Bull Flat Fire spot

Photo: www.inciweb.org

The Bull Flat Fire on Fort Apache Indian Agency land in eastern Arizona.

Four fast-moving wildfires have consumed more than 22,000 acres in Arizona's rugged central and eastern mountain ranges. More than 1,200 firefighters, supported by aircraft, were working to contain the flames.

Extremely dry and hot conditions and the threat of more fires led the Arizona Forestry Division on Wednesday to expand fire restrictions on state lands to all 15 counties. Earlier in May, it had imposed restrictions in six southeastern Arizona counties.

The historic town of Crown King remained evacuated as a fire burning all week filled the region with smoke and ash. The Gladiator Fire was reported at 6,400 acres and growing, with firefighters worried about the effects of expected 40 mph winds Thursday afternoon.

The Gladiator Fire had destroyed three homes, and firefighters were working to protect other structures on the eastern edge of the town. Crown King residents were being housed at Bradshaw Mountain High School East Campus in Prescott Valley in a shelter being run by the Red Cross.

The biggest fire, burning 21 miles south of Payson, more than doubled in size between Tuesday and Wednesday, and it was estimated at 12,500 acres Thursday morning. The Sunflower Fire was moving through extremely dry grasses, pinon pine and cypress trees.

The federal Incident Information System website, which carries wildfire information nationally, reported that the Sunflower Fire was 10 percent contained. A wind shift in the previous 24 hours was sending smoke from the fire to the northwest, with potential impact on Flagstaff, the report said.

A third fire burned 1,900 acres on the Fort Apache Indian Reservation and was predicted to go to 5,000 acres before being controlled. It was 45 percent contained and was burning on the scar of the Chediski Fire, which burned in 2002, the InciWeb website reported.
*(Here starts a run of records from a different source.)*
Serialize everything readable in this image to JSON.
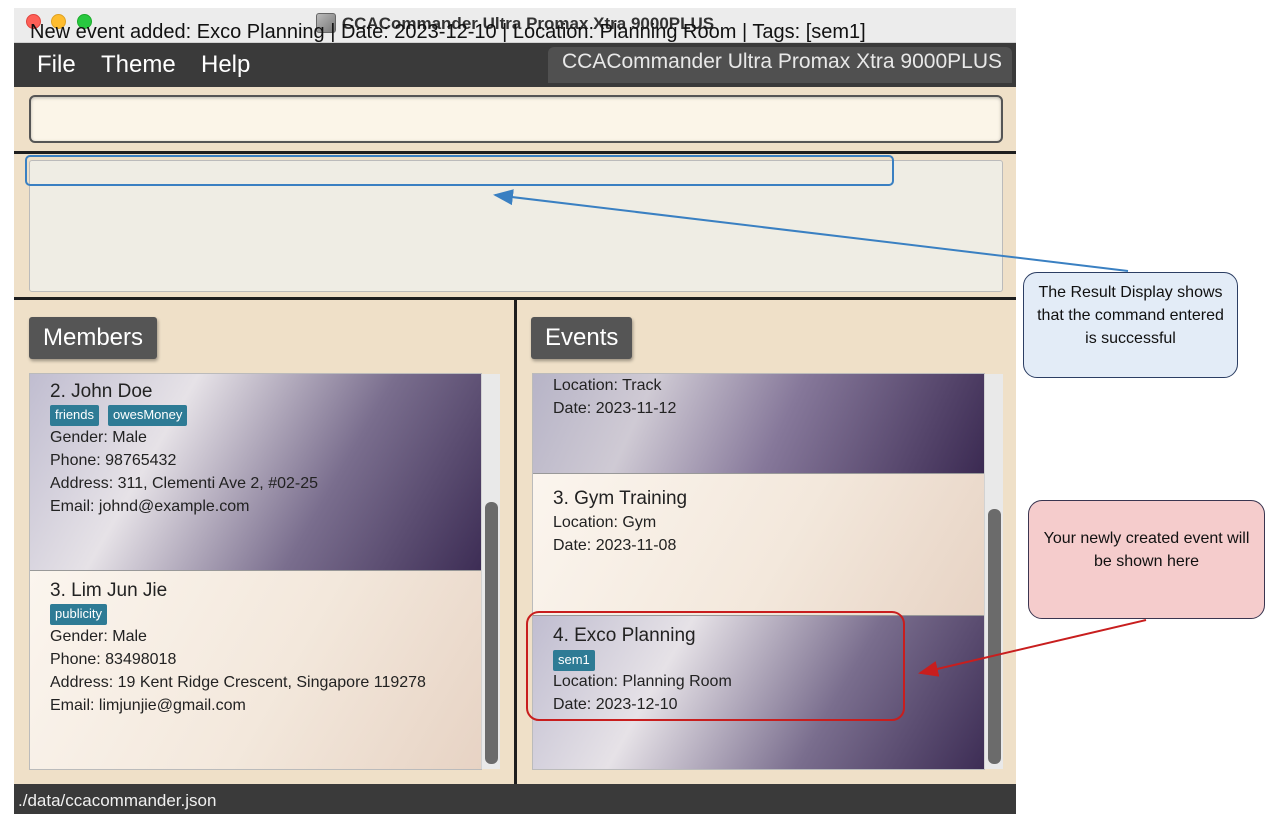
{
  "window": {
    "title": "CCACommander Ultra Promax Xtra 9000PLUS"
  },
  "menu": {
    "items": [
      "File",
      "Theme",
      "Help"
    ],
    "app_name": "CCACommander Ultra Promax Xtra 9000PLUS"
  },
  "command_box": {
    "value": ""
  },
  "result_display": {
    "text": "New event added: Exco Planning | Date: 2023-12-10 | Location: Planning Room | Tags: [sem1]"
  },
  "members_panel": {
    "title": "Members",
    "cards": [
      {
        "title": "2.  John Doe",
        "tags": [
          "friends",
          "owesMoney"
        ],
        "gender": "Gender: Male",
        "phone": "Phone: 98765432",
        "address": "Address: 311, Clementi Ave 2, #02-25",
        "email": "Email: johnd@example.com"
      },
      {
        "title": "3.  Lim Jun Jie",
        "tags": [
          "publicity"
        ],
        "gender": "Gender: Male",
        "phone": "Phone: 83498018",
        "address": "Address: 19 Kent Ridge Crescent, Singapore 119278",
        "email": "Email: limjunjie@gmail.com"
      }
    ]
  },
  "events_panel": {
    "title": "Events",
    "cards": [
      {
        "location": "Location: Track",
        "date": "Date: 2023-11-12"
      },
      {
        "title": "3.  Gym Training",
        "location": "Location: Gym",
        "date": "Date: 2023-11-08"
      },
      {
        "title": "4.  Exco Planning",
        "tags": [
          "sem1"
        ],
        "location": "Location: Planning Room",
        "date": "Date: 2023-12-10"
      }
    ]
  },
  "status_bar": {
    "path": "./data/ccacommander.json"
  },
  "annotations": {
    "result_callout": "The Result Display shows that the command entered is successful",
    "event_callout": "Your newly created event will be shown here"
  },
  "colors": {
    "window_bg": "#efe0c8",
    "menubar_bg": "#3a3a3a",
    "tag_bg": "#2e7b95",
    "result_highlight": "#3a80c2",
    "event_highlight": "#c81e1e",
    "callout_blue_bg": "#e3ecf7",
    "callout_red_bg": "#f5cccc"
  }
}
The Elwood Fire burning on the San Carlos Indian Reservation consumed more than 1,500 acres and was 5 percent contained.

In Southern Arizona, Coronado National Forest implemented fire restrictions this week because of increased danger, as did Coconino National Forest Wednesday.

Fires, campfires, charcoal, coal and wood stove fires, except within a developed recreation site, are all prohibited. Smoking is also forbidden, except within an enclosed vehicle or building, a developed recreation site or in an area cleared of all flammable material.

State Forester Scott Hunt announced in a press release that fire restrictions will take effect Friday morning on all unincorporarted state trust lands, Game and Fish wildlife areas and state parks. Campfires, charcoal-burning devices and use of fireworks and acetylene and other torches will be prohibited.

Information on active wildfires in Arizona is available at the federal government's InciWeb website.